Let's talk pyjamas

Your choice of bedwear speaks volumes, and what it says should be comforting

I think the subject of pyjamas needs to be discussed. Or, at the very least, bedwear. I have tried, over the years, to furnish my night wardrobe with silk-slip offerings, or even cute little tops paired with slinky trousers, as a comfort/sexy hybrid. But I do veer, almost as if driven by a huge magnetic force, towards the brushed cotton at this time of year.

There is something so magical about brushed cotton. It really is the mother of all fibres: soft, comforting, forgiving, all-embracing and loving (perhaps your mother isn't like this, but mine is). By comparison, normal cotton - poplin, lawn and even sateen - seems almost harsh in com parison. My first weekly wage was spent, perhaps not surprisingly, on a pair of red, brushed-cotton Derek Rose pyjamas that I loved and wore until they were fit only for table-polishing purposes.

Selfridges has a whole department given over to making our bedclothes sexy but comfortable. The Princesse Tam.Tam concession is full of little cotton "nighties" that would, indeed, look delightful and be comfortable, if you were tiny and had breasts the size of clementines. Or you can buy (really very nice) fleece two-pieces; the top is a kimono-style wrap with - this is the sexy bit - a ribbon tie. They come in all sorts of lovely soft colours: the most perfect taupe, the deepest purple.

But although fleece feels nice, it adds bulk. DKNY (the "cheaper" arm of Donna Karan) has cotton pointelle "lounging around the house" trousers that tick lots of boxes. One of the good things about them is that the longer you wear them, the more comfortable they get. One of the not so good things about this, however, is that they get more comfortable because cotton jersey (what they are made of, albeit a very fine kind of jersey) stretches when you wear it. You end up with trousers that started slinky but have turned so baggy around the knee, they make you look as if you're wearing skateboarding protector shells under your PJs. But it's a look, though not a very alluring one.
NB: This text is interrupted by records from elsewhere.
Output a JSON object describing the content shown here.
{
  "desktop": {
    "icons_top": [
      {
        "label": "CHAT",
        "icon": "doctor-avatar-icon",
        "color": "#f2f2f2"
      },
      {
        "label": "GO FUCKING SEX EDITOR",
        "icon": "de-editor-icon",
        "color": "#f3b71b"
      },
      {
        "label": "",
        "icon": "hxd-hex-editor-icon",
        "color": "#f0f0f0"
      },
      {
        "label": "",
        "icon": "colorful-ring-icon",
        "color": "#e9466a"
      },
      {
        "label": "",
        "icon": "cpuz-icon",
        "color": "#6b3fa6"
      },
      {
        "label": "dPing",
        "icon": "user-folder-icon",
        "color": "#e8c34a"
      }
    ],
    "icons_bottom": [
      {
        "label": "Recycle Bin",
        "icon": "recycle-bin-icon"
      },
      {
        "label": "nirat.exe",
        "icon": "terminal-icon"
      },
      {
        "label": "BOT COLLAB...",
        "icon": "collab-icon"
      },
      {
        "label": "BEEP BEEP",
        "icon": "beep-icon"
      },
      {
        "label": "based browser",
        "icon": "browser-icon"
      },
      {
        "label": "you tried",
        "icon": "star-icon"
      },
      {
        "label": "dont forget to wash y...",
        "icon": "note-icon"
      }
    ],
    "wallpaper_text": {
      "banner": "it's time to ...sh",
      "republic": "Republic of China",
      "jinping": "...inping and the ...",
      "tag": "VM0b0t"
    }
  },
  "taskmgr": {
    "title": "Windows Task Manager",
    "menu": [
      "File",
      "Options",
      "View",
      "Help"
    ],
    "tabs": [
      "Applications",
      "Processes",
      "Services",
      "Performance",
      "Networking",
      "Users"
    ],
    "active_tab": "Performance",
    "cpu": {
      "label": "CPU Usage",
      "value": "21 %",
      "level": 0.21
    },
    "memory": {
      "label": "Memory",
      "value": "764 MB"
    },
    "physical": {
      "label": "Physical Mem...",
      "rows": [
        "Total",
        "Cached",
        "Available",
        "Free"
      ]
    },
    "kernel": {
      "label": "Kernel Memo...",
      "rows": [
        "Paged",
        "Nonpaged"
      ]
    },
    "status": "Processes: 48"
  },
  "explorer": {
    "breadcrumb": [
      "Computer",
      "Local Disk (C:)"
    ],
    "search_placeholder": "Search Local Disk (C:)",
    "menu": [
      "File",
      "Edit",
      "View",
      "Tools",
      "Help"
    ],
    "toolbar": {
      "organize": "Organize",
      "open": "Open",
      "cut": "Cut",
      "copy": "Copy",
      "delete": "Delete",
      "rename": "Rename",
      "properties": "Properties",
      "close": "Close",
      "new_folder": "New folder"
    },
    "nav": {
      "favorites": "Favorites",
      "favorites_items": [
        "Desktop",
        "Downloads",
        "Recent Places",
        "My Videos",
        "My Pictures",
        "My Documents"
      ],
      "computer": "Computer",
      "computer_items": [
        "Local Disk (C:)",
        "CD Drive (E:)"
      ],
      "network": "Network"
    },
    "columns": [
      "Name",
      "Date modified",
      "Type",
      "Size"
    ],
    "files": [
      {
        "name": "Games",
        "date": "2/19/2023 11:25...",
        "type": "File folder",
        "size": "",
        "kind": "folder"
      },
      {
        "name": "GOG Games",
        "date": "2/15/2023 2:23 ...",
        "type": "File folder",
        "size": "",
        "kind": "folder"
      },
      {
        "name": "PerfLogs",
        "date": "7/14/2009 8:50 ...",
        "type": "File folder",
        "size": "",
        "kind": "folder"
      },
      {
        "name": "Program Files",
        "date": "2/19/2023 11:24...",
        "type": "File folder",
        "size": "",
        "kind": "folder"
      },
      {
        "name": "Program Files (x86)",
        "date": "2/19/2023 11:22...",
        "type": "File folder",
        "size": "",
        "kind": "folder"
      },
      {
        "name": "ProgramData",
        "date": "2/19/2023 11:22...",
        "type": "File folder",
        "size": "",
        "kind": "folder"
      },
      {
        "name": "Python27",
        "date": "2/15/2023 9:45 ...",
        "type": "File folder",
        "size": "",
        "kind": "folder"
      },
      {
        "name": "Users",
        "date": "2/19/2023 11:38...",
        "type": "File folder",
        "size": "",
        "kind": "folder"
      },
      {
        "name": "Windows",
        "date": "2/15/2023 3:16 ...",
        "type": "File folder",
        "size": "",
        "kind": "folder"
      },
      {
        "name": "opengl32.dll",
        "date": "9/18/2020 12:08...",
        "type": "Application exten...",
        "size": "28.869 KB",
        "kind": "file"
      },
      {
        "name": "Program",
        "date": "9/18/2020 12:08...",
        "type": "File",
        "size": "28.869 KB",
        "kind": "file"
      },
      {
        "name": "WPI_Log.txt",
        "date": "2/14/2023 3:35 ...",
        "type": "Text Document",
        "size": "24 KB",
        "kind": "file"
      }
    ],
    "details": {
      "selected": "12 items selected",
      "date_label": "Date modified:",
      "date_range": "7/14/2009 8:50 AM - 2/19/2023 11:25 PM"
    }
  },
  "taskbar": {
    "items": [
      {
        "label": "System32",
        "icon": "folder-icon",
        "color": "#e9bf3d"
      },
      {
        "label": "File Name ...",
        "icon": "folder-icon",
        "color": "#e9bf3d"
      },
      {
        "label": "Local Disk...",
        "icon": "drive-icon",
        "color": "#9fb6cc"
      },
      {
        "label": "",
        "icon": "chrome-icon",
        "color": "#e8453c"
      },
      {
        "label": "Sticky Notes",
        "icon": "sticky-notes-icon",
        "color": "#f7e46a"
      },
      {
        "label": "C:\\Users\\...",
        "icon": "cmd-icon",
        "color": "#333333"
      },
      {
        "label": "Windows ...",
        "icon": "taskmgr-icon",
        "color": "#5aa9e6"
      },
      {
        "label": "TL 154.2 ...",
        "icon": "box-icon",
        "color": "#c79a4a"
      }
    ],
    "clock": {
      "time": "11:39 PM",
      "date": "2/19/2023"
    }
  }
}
Hanro does the best fine cotton lace-trimmed vests. These are good contenders for sitting atop brushed-cotton trousers because they add a bit of much-needed glamour. Debenhams, in its "Designers At" section, has some rather nice bedtime offerings from John Rocha and Jasper Conran: silk slips, cotton slips, bead-encrusted trousers (not as impractical as they sound). Jigsaw, not a place you might imme diately think of for silk slips, has some of the most exquisite numbers in deep raspberry reds and steely blues with brown (a fab colour combination). But the sizing is rubbish: S/M or M/, which in reality means anyone above a size 14 can only look. Anyway, though lovely and soft, not to mention comfortable (if you can fit in them in the first place), they just cannot compete with the true seductive softness of the brushed-cotton "pants" from Gap. Now, Gap is not a shop I normally frequent, or even particularly like, but in this it excels. Here, you can buy thick brushed-cotton PJ bottoms that are so soft, it feels as if your legs are being caressed by a thousand angels wearing . . . brushed-cotton gloves. And all for £20.

Annalisa Barbieri was in fashion PR for five years before going to the Observer to be fashion assistant. She has worked for the Evening Standard and the Times and was one of the fashion editors on the Independent on Sunday for five years, where she wrote the Dear Annie column. She was fishing correspondent of the Independent from 1997-2004.